WHAT IS REQUIRED:
Copy each line below holding "JSON".

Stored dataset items
------------------------------------------------

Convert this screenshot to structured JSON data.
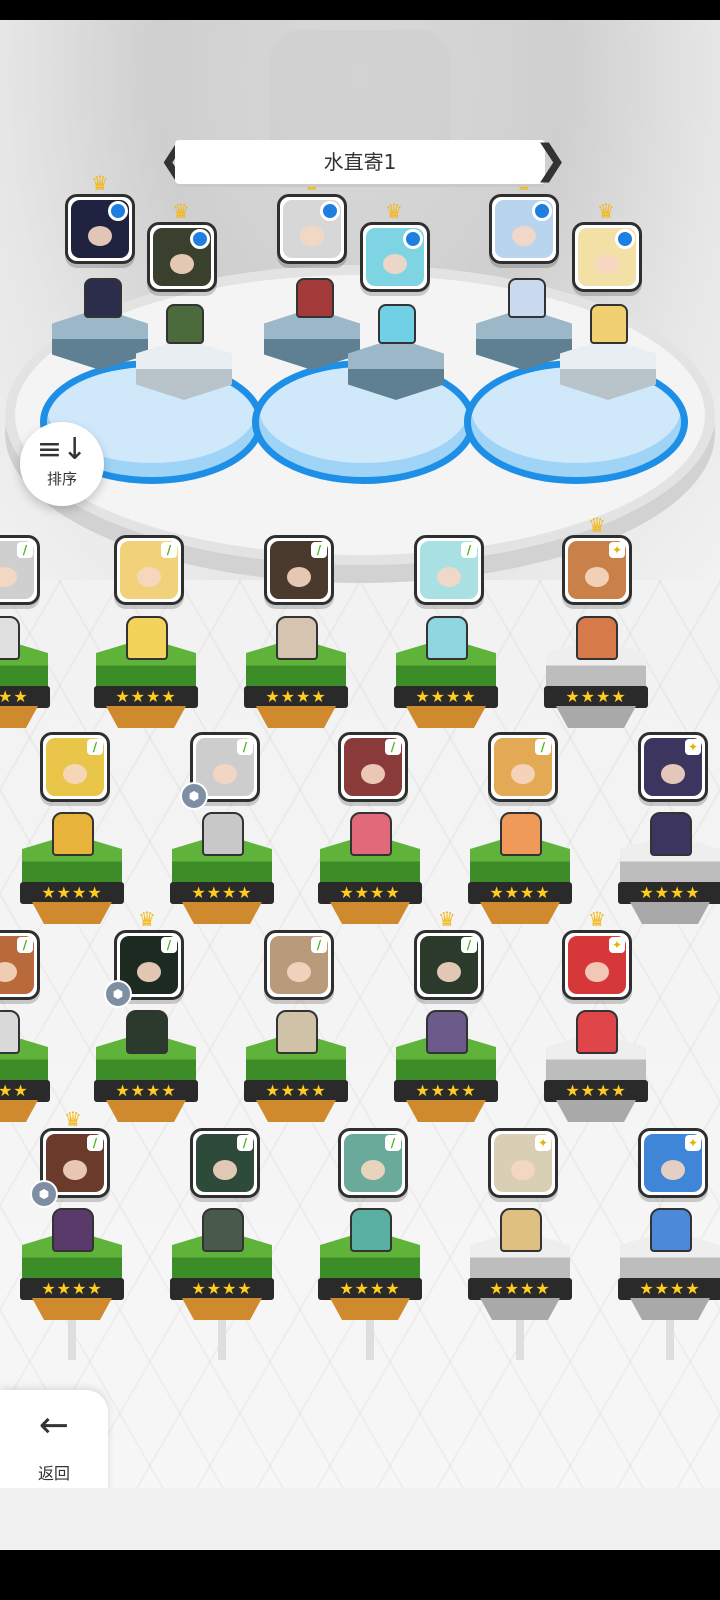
{
  "team": {
    "title": "水直寄1",
    "prev_arrow": "❮",
    "next_arrow": "❯"
  },
  "sort_button": {
    "icon": "≡↓",
    "label": "排序"
  },
  "back_button": {
    "icon": "←",
    "label": "返回"
  },
  "stars_text": "★★★★",
  "roster": {
    "rows": [
      {
        "cells": [
          "leaf",
          "leaf",
          "leaf",
          "leaf",
          "spark"
        ]
      },
      {
        "cells": [
          "leaf",
          "leaf",
          "leaf",
          "leaf",
          "spark"
        ]
      },
      {
        "cells": [
          "leaf",
          "leaf",
          "leaf",
          "leaf",
          "spark"
        ]
      },
      {
        "cells": [
          "leaf",
          "leaf",
          "leaf",
          "spark",
          "spark"
        ]
      }
    ]
  },
  "colors": {
    "accent_blue": "#1e8fe6",
    "crown_gold": "#f3b81d",
    "star_yellow": "#ffcc1f",
    "grass_green": "#5fb33a"
  }
}
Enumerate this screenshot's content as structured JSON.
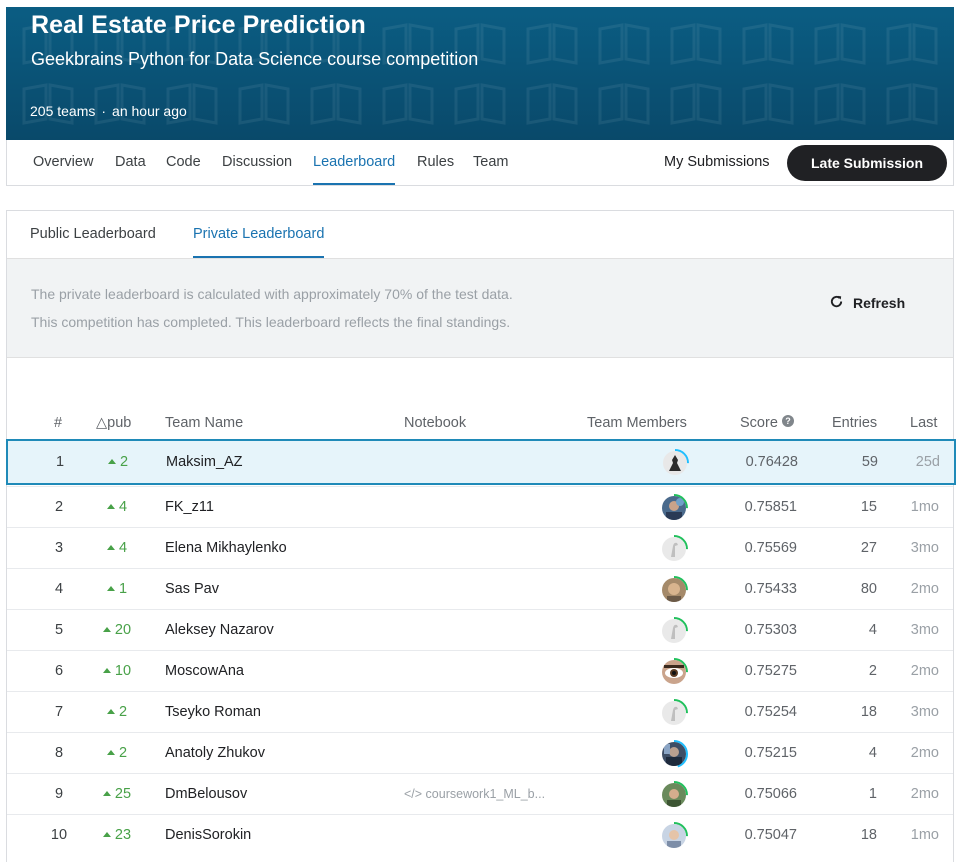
{
  "competition": {
    "title": "Real Estate Price Prediction",
    "subtitle": "Geekbrains Python for Data Science course competition",
    "teams": "205 teams",
    "separator": "·",
    "updated": "an hour ago"
  },
  "nav": {
    "tabs": [
      "Overview",
      "Data",
      "Code",
      "Discussion",
      "Leaderboard",
      "Rules",
      "Team"
    ],
    "active": "Leaderboard",
    "my_submissions": "My Submissions",
    "late_submission": "Late Submission"
  },
  "leaderboard": {
    "tabs": [
      "Public Leaderboard",
      "Private Leaderboard"
    ],
    "active_tab": "Private Leaderboard",
    "info_line_1": "The private leaderboard is calculated with approximately 70% of the test data.",
    "info_line_2": "This competition has completed. This leaderboard reflects the final standings.",
    "refresh_label": "Refresh",
    "columns": {
      "rank": "#",
      "delta": "△pub",
      "team": "Team Name",
      "notebook": "Notebook",
      "members": "Team Members",
      "score": "Score",
      "entries": "Entries",
      "last": "Last"
    },
    "rows": [
      {
        "rank": "1",
        "delta": "2",
        "team": "Maksim_AZ",
        "notebook": "",
        "score": "0.76428",
        "entries": "59",
        "last": "25d",
        "avatar": "dark-figure",
        "ring_color": "#20beff",
        "ring_fraction": 0.25
      },
      {
        "rank": "2",
        "delta": "4",
        "team": "FK_z11",
        "notebook": "",
        "score": "0.75851",
        "entries": "15",
        "last": "1mo",
        "avatar": "blue-photo",
        "ring_color": "#20c05c",
        "ring_fraction": 0.25
      },
      {
        "rank": "3",
        "delta": "4",
        "team": "Elena Mikhaylenko",
        "notebook": "",
        "score": "0.75569",
        "entries": "27",
        "last": "3mo",
        "avatar": "default-goose",
        "ring_color": "#20c05c",
        "ring_fraction": 0.25
      },
      {
        "rank": "4",
        "delta": "1",
        "team": "Sas Pav",
        "notebook": "",
        "score": "0.75433",
        "entries": "80",
        "last": "2mo",
        "avatar": "tan-photo",
        "ring_color": "#20c05c",
        "ring_fraction": 0.25
      },
      {
        "rank": "5",
        "delta": "20",
        "team": "Aleksey Nazarov",
        "notebook": "",
        "score": "0.75303",
        "entries": "4",
        "last": "3mo",
        "avatar": "default-goose",
        "ring_color": "#20c05c",
        "ring_fraction": 0.25
      },
      {
        "rank": "6",
        "delta": "10",
        "team": "MoscowAna",
        "notebook": "",
        "score": "0.75275",
        "entries": "2",
        "last": "2mo",
        "avatar": "eye-photo",
        "ring_color": "#20c05c",
        "ring_fraction": 0.25
      },
      {
        "rank": "7",
        "delta": "2",
        "team": "Tseyko Roman",
        "notebook": "",
        "score": "0.75254",
        "entries": "18",
        "last": "3mo",
        "avatar": "default-goose",
        "ring_color": "#20c05c",
        "ring_fraction": 0.25
      },
      {
        "rank": "8",
        "delta": "2",
        "team": "Anatoly Zhukov",
        "notebook": "",
        "score": "0.75215",
        "entries": "4",
        "last": "2mo",
        "avatar": "dark-blue-photo",
        "ring_color": "#20beff",
        "ring_fraction": 0.45
      },
      {
        "rank": "9",
        "delta": "25",
        "team": "DmBelousov",
        "notebook": "</> coursework1_ML_b...",
        "score": "0.75066",
        "entries": "1",
        "last": "2mo",
        "avatar": "green-photo",
        "ring_color": "#20c05c",
        "ring_fraction": 0.25
      },
      {
        "rank": "10",
        "delta": "23",
        "team": "DenisSorokin",
        "notebook": "",
        "score": "0.75047",
        "entries": "18",
        "last": "1mo",
        "avatar": "light-photo",
        "ring_color": "#20c05c",
        "ring_fraction": 0.25
      }
    ]
  },
  "colors": {
    "banner": "#0b5d83",
    "accent": "#1a73b0",
    "positive": "#48a148",
    "highlight_bg": "#e6f4fa",
    "highlight_border": "#1f8ab8"
  },
  "icons": {
    "refresh": "refresh-icon",
    "score_help": "help-circle-icon",
    "delta_up": "triangle-up-icon"
  }
}
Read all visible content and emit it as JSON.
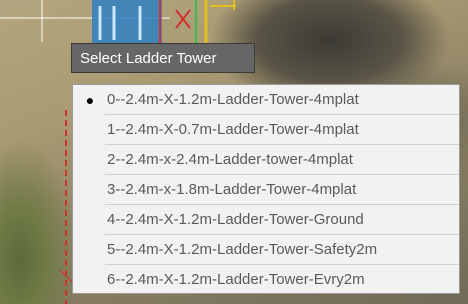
{
  "popup": {
    "title": "Select Ladder Tower"
  },
  "menu": {
    "selected_index": 0,
    "items": [
      {
        "label": "0--2.4m-X-1.2m-Ladder-Tower-4mplat",
        "selected": true
      },
      {
        "label": "1--2.4m-X-0.7m-Ladder-Tower-4mplat",
        "selected": false
      },
      {
        "label": "2--2.4m-x-2.4m-Ladder-tower-4mplat",
        "selected": false
      },
      {
        "label": "3--2.4m-x-1.8m-Ladder-Tower-4mplat",
        "selected": false
      },
      {
        "label": "4--2.4m-X-1.2m-Ladder-Tower-Ground",
        "selected": false
      },
      {
        "label": "5--2.4m-X-1.2m-Ladder-Tower-Safety2m",
        "selected": false
      },
      {
        "label": "6--2.4m-X-1.2m-Ladder-Tower-Evry2m",
        "selected": false
      }
    ]
  },
  "colors": {
    "title_bg": "#666666",
    "menu_bg": "#f2f2f2",
    "item_text": "#5a5a5a"
  },
  "icons": {
    "selected_marker": "bullet-icon"
  }
}
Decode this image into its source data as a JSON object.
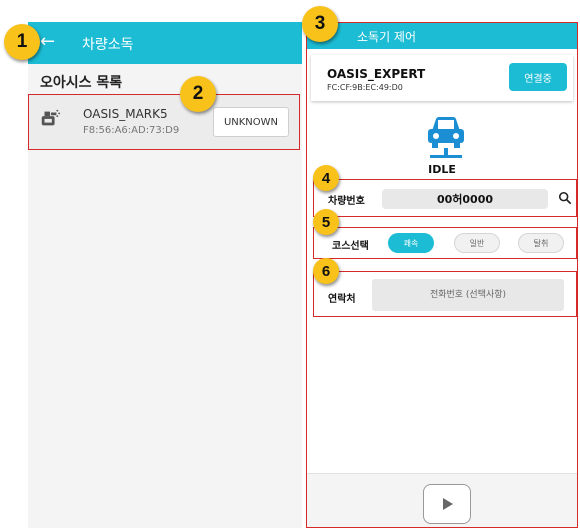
{
  "badges": [
    "1",
    "2",
    "3",
    "4",
    "5",
    "6"
  ],
  "left_screen": {
    "title": "차량소독",
    "list_heading": "오아시스 목록",
    "device": {
      "name": "OASIS_MARK5",
      "mac": "F8:56:A6:AD:73:D9",
      "status_button": "UNKNOWN"
    }
  },
  "right_screen": {
    "title": "소독기 제어",
    "connected_device": {
      "name": "OASIS_EXPERT",
      "mac": "FC:CF:9B:EC:49:D0",
      "connect_button": "연결중"
    },
    "status": "IDLE",
    "plate": {
      "label": "차량번호",
      "value": "00허0000"
    },
    "course": {
      "label": "코스선택",
      "options": [
        "쾌속",
        "일반",
        "탈취"
      ],
      "selected": "쾌속"
    },
    "contact": {
      "label": "연락처",
      "placeholder": "전화번호 (선택사항)"
    }
  },
  "colors": {
    "accent": "#1cbcd4",
    "highlight_border": "#d62a2a",
    "badge": "#f8c21a"
  }
}
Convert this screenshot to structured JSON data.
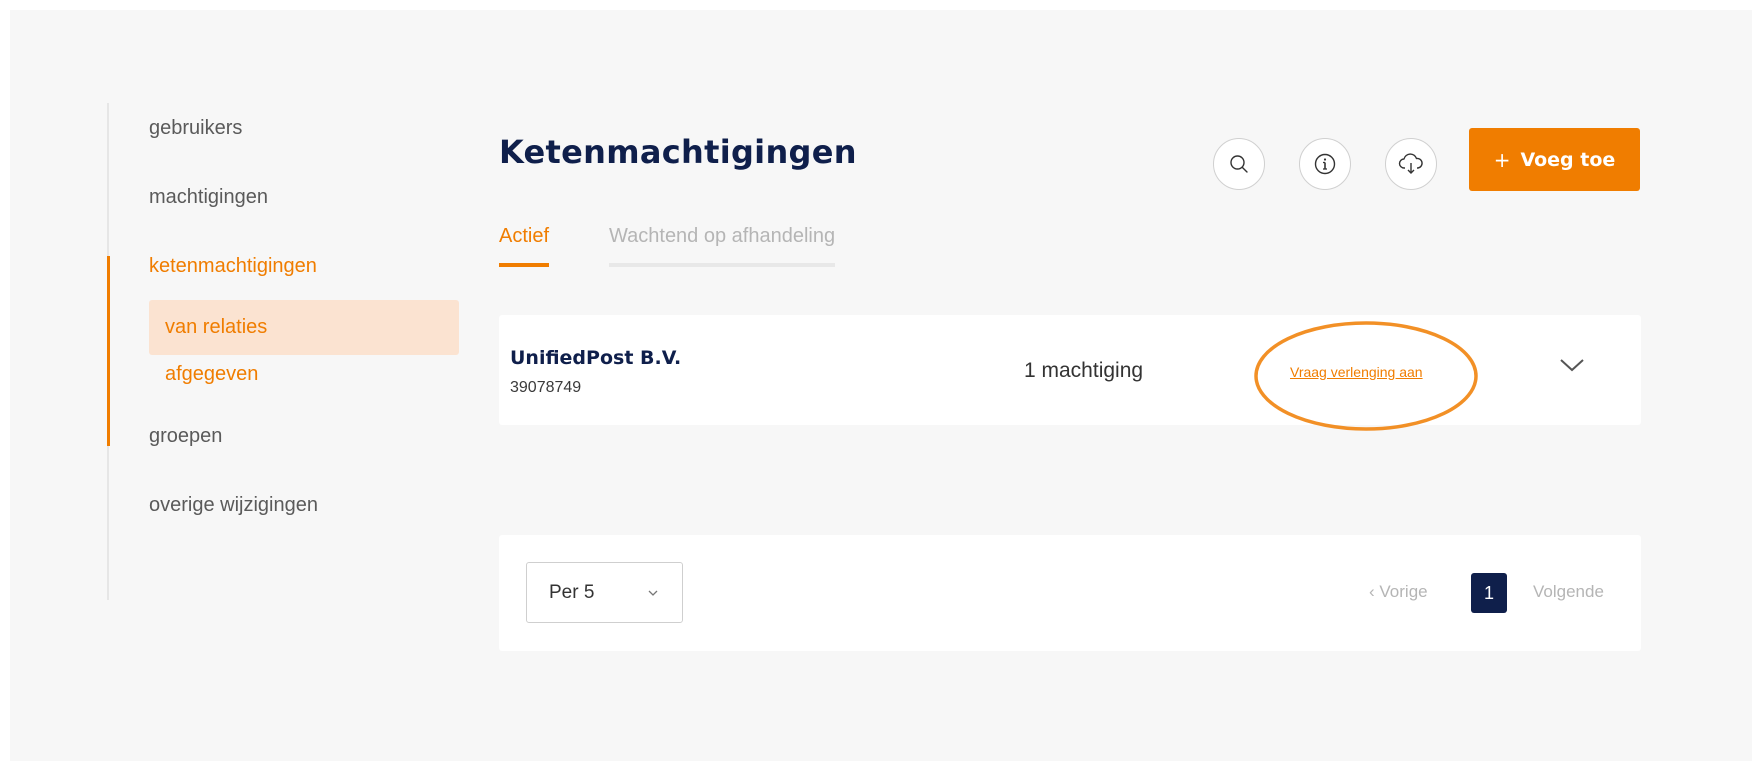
{
  "sidebar": {
    "items": [
      {
        "label": "gebruikers"
      },
      {
        "label": "machtigingen"
      },
      {
        "label": "ketenmachtigingen",
        "active": true
      },
      {
        "label": "groepen"
      },
      {
        "label": "overige wijzigingen"
      }
    ],
    "subitems": [
      {
        "label": "van relaties",
        "selected": true
      },
      {
        "label": "afgegeven"
      }
    ]
  },
  "header": {
    "title": "Ketenmachtigingen",
    "add_label": "Voeg toe",
    "add_icon": "plus",
    "icons": [
      "search-icon",
      "info-icon",
      "cloud-download-icon"
    ]
  },
  "tabs": [
    {
      "label": "Actief",
      "active": true
    },
    {
      "label": "Wachtend op afhandeling",
      "active": false
    }
  ],
  "relations": [
    {
      "name": "UnifiedPost B.V.",
      "number": "39078749",
      "count": "1 machtiging",
      "action": "Vraag verlenging aan"
    }
  ],
  "pagination": {
    "per_page": "Per 5",
    "prev": "Vorige",
    "current": "1",
    "next": "Volgende"
  },
  "colors": {
    "accent": "#f07d00",
    "navy": "#0f1f4b",
    "background": "#f7f7f7"
  }
}
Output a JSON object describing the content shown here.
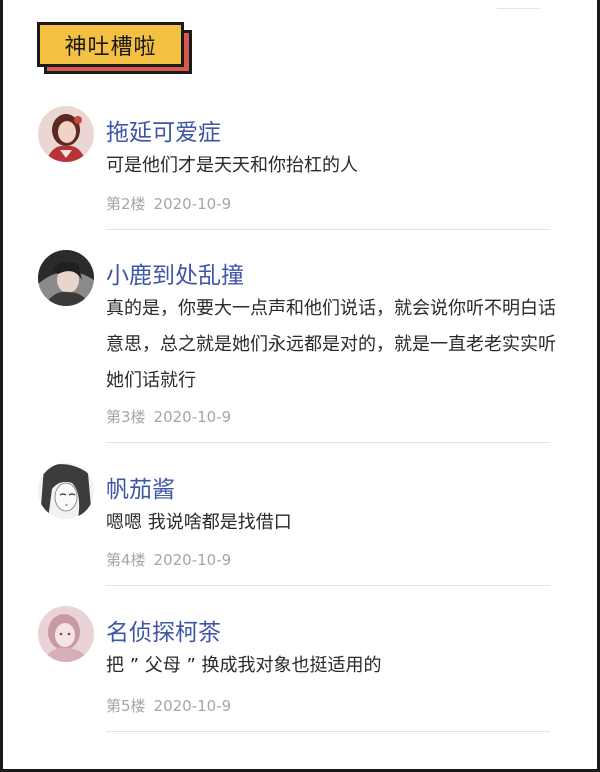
{
  "section": {
    "tag": "神吐槽啦"
  },
  "comments": [
    {
      "user": "拖延可爱症",
      "text": "可是他们才是天天和你抬杠的人",
      "floor": "第2楼",
      "date": "2020-10-9",
      "avatar": "avatar-girl-red-hanfu"
    },
    {
      "user": "小鹿到处乱撞",
      "text": "真的是，你要大一点声和他们说话，就会说你听不明白话意思，总之就是她们永远都是对的，就是一直老老实实听她们话就行",
      "floor": "第3楼",
      "date": "2020-10-9",
      "avatar": "avatar-girl-dark-hair"
    },
    {
      "user": "帆茄酱",
      "text": "嗯嗯 我说啥都是找借口",
      "floor": "第4楼",
      "date": "2020-10-9",
      "avatar": "avatar-sketch-face"
    },
    {
      "user": "名侦探柯茶",
      "text": "把 ” 父母 ” 换成我对象也挺适用的",
      "floor": "第5楼",
      "date": "2020-10-9",
      "avatar": "avatar-girl-pink"
    }
  ],
  "colors": {
    "accent_yellow": "#f4c043",
    "accent_red": "#d8594d",
    "name_blue": "#3f55a6"
  }
}
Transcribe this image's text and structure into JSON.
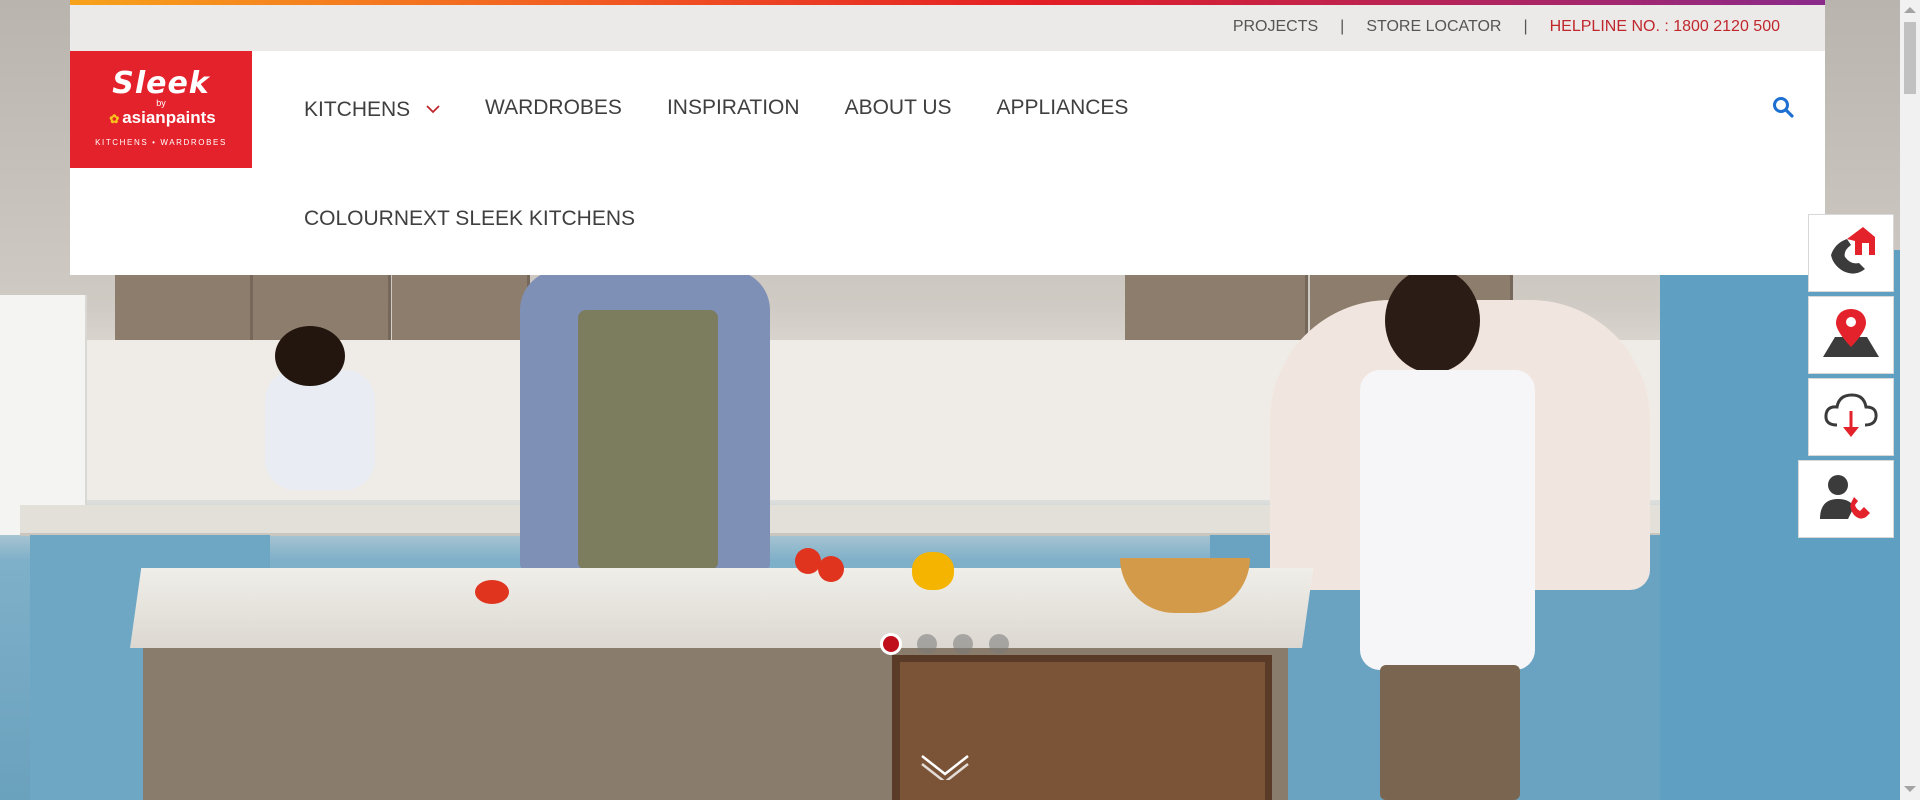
{
  "topbar": {
    "projects": "PROJECTS",
    "store_locator": "STORE LOCATOR",
    "helpline": "HELPLINE NO. : 1800 2120 500"
  },
  "logo": {
    "brand": "Sleek",
    "by": "by",
    "partner": "asianpaints",
    "tagline": "KITCHENS • WARDROBES"
  },
  "nav": {
    "items": [
      {
        "label": "KITCHENS",
        "icon": "chevron-down-icon"
      },
      {
        "label": "WARDROBES"
      },
      {
        "label": "INSPIRATION"
      },
      {
        "label": "ABOUT US"
      },
      {
        "label": "APPLIANCES"
      }
    ],
    "second_row": "COLOURNEXT SLEEK KITCHENS",
    "search_icon": "search-icon"
  },
  "floating_actions": [
    {
      "icon": "home-call-icon"
    },
    {
      "icon": "location-pin-icon"
    },
    {
      "icon": "cloud-download-icon"
    },
    {
      "icon": "contact-person-icon"
    }
  ],
  "carousel": {
    "slide_count": 4,
    "active_index": 0
  },
  "colors": {
    "brand_red": "#e4222b",
    "helpline_red": "#c0272d",
    "accent_blue": "#1d6fd1",
    "active_dot": "#c0101c"
  }
}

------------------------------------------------

COMPLETED TASK:
Convert this screenshot to structured JSON data.
Enumerate this screenshot's content as structured JSON.
Read all visible content and emit it as JSON.
Decode this image into its source data as a JSON object.
Convert this screenshot to structured JSON data.
Output a JSON object describing the content shown here.
Transcribe this image's text and structure into JSON.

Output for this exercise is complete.